Exercise prompt. The entries below are to be repeated exactly as they stand.
Start of Records shown
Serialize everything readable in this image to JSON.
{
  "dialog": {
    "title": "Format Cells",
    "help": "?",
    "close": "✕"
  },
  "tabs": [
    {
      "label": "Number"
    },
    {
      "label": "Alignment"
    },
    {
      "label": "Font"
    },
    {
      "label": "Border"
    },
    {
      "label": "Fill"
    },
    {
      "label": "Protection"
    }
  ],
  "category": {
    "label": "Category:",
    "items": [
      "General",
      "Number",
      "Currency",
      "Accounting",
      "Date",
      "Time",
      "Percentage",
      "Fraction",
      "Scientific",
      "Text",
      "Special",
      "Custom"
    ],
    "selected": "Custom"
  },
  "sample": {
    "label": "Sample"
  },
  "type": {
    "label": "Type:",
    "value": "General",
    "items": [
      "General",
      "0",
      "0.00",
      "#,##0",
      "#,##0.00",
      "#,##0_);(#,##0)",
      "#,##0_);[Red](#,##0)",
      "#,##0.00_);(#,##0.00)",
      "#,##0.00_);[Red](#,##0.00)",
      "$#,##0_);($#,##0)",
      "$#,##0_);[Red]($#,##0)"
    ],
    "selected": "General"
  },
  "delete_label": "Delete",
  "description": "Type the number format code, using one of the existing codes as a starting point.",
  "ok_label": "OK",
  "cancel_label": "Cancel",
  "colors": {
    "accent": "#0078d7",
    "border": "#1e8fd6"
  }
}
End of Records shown
Output below.
Serialize everything readable in this image to JSON.
{
  "dialog": {
    "title": "Format Cells",
    "help": "?",
    "close": "✕"
  },
  "tabs": [
    {
      "label": "Number"
    },
    {
      "label": "Alignment"
    },
    {
      "label": "Font"
    },
    {
      "label": "Border"
    },
    {
      "label": "Fill"
    },
    {
      "label": "Protection"
    }
  ],
  "category": {
    "label": "Category:",
    "items": [
      "General",
      "Number",
      "Currency",
      "Accounting",
      "Date",
      "Time",
      "Percentage",
      "Fraction",
      "Scientific",
      "Text",
      "Special",
      "Custom"
    ],
    "selected": "Custom"
  },
  "sample": {
    "label": "Sample"
  },
  "type": {
    "label": "Type:",
    "value": "General",
    "items": [
      "General",
      "0",
      "0.00",
      "#,##0",
      "#,##0.00",
      "#,##0_);(#,##0)",
      "#,##0_);[Red](#,##0)",
      "#,##0.00_);(#,##0.00)",
      "#,##0.00_);[Red](#,##0.00)",
      "$#,##0_);($#,##0)",
      "$#,##0_);[Red]($#,##0)"
    ],
    "selected": "General"
  },
  "delete_label": "Delete",
  "description": "Type the number format code, using one of the existing codes as a starting point.",
  "ok_label": "OK",
  "cancel_label": "Cancel",
  "colors": {
    "accent": "#0078d7",
    "border": "#1e8fd6"
  }
}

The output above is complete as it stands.